In a recent USA Today article by Rodd Wagner entitled “How Your Boss Could Be Spying On You,” Mr. Wagner provides a convincing discussion of the risk and liabilities a company faces should they decide to use statistics and computers to make decisions about their employee’s performance. It all looked so simple in the movie Moneyball; a statistician provides the coach with historical data on aspects of player performance behavior that more closely correlates with winning games than batting averages and home runs. Worked like a charm. Player on-base statistics provided a much better measure of winning than other statistics.

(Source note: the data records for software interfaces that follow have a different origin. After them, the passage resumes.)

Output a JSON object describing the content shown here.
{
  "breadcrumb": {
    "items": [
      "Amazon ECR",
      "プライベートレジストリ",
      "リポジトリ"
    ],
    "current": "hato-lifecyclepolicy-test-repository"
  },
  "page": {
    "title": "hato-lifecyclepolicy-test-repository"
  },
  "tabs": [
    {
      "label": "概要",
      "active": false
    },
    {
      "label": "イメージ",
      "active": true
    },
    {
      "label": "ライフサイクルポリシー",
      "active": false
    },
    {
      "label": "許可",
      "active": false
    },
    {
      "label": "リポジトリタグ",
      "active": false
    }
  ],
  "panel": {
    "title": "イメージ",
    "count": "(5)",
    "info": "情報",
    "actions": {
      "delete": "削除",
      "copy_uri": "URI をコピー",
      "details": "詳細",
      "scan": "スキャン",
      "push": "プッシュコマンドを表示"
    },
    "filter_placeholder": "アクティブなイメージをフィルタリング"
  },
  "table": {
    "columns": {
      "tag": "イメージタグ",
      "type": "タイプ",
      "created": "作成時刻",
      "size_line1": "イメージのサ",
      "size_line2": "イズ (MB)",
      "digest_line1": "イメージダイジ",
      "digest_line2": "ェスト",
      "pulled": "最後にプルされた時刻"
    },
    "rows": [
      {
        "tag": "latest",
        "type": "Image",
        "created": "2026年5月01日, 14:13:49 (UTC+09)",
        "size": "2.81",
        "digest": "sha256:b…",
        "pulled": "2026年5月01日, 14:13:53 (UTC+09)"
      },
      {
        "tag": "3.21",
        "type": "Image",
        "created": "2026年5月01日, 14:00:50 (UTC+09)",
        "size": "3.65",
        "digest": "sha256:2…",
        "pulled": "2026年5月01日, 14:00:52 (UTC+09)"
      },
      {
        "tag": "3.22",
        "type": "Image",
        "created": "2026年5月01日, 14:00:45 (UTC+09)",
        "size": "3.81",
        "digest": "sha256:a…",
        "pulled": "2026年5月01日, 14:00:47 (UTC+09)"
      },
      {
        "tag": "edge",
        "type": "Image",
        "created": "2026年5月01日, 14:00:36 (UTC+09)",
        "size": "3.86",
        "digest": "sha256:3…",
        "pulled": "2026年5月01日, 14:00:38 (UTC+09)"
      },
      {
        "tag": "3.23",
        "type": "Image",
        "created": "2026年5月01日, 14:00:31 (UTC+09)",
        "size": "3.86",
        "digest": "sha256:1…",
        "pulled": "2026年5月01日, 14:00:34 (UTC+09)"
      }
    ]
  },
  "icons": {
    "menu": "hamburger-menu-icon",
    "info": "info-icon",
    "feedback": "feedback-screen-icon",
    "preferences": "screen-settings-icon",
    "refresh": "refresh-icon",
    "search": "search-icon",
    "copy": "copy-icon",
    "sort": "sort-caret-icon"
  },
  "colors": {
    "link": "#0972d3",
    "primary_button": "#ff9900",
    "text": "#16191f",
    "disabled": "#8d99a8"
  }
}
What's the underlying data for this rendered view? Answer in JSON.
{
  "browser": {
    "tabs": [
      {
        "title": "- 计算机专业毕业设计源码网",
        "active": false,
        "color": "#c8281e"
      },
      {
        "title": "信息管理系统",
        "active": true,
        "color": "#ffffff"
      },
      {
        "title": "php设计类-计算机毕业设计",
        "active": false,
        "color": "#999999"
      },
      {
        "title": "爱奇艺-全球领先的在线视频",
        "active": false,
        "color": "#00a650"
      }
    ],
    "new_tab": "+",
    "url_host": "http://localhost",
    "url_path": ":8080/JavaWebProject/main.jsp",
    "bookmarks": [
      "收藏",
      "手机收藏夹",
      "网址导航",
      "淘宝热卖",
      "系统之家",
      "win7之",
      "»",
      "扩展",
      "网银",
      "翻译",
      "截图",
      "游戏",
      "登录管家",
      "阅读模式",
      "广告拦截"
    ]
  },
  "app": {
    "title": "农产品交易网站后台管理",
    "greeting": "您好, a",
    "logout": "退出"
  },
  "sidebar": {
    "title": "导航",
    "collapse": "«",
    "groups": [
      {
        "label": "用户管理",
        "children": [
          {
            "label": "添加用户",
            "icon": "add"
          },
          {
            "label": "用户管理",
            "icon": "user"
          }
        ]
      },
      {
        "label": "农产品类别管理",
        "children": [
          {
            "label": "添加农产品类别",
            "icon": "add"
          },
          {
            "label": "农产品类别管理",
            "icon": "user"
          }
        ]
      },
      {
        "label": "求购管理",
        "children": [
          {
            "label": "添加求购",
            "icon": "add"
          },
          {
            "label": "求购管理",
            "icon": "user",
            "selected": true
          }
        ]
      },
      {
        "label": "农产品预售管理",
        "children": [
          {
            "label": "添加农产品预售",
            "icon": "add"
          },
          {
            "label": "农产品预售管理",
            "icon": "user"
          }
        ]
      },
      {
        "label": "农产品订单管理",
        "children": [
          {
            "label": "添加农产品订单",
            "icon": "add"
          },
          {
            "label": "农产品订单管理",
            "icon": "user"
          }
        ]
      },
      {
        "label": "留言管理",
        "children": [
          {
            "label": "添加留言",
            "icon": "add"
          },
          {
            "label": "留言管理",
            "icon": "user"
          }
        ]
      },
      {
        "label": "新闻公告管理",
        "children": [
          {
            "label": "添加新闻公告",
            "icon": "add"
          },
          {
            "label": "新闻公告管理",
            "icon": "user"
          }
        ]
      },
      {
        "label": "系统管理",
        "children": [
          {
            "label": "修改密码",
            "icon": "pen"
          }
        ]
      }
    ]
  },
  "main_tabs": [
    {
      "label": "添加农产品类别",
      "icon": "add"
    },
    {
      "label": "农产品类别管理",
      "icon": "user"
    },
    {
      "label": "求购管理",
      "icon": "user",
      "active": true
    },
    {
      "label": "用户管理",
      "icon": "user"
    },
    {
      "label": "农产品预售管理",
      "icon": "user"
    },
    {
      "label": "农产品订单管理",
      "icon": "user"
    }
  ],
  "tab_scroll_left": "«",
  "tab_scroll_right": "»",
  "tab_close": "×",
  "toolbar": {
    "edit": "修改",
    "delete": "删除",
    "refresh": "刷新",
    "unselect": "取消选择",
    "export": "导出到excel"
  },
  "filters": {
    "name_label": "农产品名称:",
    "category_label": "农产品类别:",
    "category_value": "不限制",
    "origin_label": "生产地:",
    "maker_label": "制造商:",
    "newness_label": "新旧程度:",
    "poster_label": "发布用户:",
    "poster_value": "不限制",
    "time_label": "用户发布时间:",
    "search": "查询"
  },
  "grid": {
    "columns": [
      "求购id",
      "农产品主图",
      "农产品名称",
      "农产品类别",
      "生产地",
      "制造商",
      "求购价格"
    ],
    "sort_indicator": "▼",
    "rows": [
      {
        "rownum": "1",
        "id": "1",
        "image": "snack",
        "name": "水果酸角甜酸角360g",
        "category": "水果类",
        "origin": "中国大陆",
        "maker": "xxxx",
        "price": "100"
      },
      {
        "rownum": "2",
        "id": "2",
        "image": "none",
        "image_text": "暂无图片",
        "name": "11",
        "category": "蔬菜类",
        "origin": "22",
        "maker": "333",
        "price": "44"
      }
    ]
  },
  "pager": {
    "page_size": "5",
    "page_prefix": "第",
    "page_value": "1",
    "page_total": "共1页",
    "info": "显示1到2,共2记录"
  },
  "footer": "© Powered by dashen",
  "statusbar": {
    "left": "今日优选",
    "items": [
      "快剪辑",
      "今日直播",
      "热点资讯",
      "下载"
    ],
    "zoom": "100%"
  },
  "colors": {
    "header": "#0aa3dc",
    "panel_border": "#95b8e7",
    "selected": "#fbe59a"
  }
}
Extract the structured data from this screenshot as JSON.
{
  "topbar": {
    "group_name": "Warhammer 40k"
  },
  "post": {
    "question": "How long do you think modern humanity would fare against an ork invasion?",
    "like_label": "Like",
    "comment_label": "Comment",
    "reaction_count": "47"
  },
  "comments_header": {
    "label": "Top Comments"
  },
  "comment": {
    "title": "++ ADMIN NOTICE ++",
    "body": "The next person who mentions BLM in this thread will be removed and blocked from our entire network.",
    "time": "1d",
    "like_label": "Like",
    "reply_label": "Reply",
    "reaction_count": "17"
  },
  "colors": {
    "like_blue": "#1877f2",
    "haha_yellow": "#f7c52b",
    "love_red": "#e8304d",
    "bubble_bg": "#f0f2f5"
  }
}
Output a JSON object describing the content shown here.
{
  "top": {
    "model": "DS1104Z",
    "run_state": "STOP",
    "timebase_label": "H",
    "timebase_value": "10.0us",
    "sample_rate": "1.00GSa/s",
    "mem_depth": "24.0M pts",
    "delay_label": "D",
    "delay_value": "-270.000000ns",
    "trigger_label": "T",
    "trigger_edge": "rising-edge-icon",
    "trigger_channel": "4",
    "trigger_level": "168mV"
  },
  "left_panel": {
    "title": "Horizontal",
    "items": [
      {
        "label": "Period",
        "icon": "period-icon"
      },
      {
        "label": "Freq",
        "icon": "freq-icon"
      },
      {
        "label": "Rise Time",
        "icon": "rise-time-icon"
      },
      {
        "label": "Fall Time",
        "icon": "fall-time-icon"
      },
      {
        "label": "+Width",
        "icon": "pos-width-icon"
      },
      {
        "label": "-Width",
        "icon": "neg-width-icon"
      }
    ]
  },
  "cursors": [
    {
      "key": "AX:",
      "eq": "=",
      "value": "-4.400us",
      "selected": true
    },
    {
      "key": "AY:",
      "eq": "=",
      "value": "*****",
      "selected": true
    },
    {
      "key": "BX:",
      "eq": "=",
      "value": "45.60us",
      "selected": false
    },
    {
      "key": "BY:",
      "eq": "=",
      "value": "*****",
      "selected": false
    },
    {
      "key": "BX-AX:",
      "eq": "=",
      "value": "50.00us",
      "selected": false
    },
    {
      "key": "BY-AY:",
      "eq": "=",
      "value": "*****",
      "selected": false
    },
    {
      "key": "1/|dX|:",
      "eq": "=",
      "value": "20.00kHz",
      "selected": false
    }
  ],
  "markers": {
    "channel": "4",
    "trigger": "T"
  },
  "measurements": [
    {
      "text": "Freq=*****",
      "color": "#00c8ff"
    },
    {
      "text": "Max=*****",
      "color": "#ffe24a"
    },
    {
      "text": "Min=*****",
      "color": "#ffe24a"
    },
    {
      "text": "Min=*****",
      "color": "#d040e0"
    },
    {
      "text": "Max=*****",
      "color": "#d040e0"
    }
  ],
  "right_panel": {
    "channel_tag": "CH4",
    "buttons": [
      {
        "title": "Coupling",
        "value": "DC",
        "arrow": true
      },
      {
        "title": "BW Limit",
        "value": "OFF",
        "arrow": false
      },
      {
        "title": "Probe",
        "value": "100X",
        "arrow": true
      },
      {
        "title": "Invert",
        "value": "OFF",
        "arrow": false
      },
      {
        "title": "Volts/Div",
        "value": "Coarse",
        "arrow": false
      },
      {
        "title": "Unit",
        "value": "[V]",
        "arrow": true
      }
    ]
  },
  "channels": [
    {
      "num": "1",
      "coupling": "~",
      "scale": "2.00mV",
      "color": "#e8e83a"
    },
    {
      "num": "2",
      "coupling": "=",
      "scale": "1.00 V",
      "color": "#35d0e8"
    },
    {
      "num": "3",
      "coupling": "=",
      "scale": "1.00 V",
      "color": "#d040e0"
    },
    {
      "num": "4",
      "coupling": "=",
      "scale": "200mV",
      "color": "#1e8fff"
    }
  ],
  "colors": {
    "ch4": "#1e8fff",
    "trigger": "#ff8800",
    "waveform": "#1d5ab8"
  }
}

The analysis and prediction of human behavior has been practiced for many years and applied to many environments. Past shopping behavior has been evaluated to anticipate future product development and inventory. Similarly, manufacturing decisions and raw material acquisition can be managed using predictive data derived from consumer purchasing behavior. There is little doubt that predictive analytics has been helpful in many aspects of improving business decisions.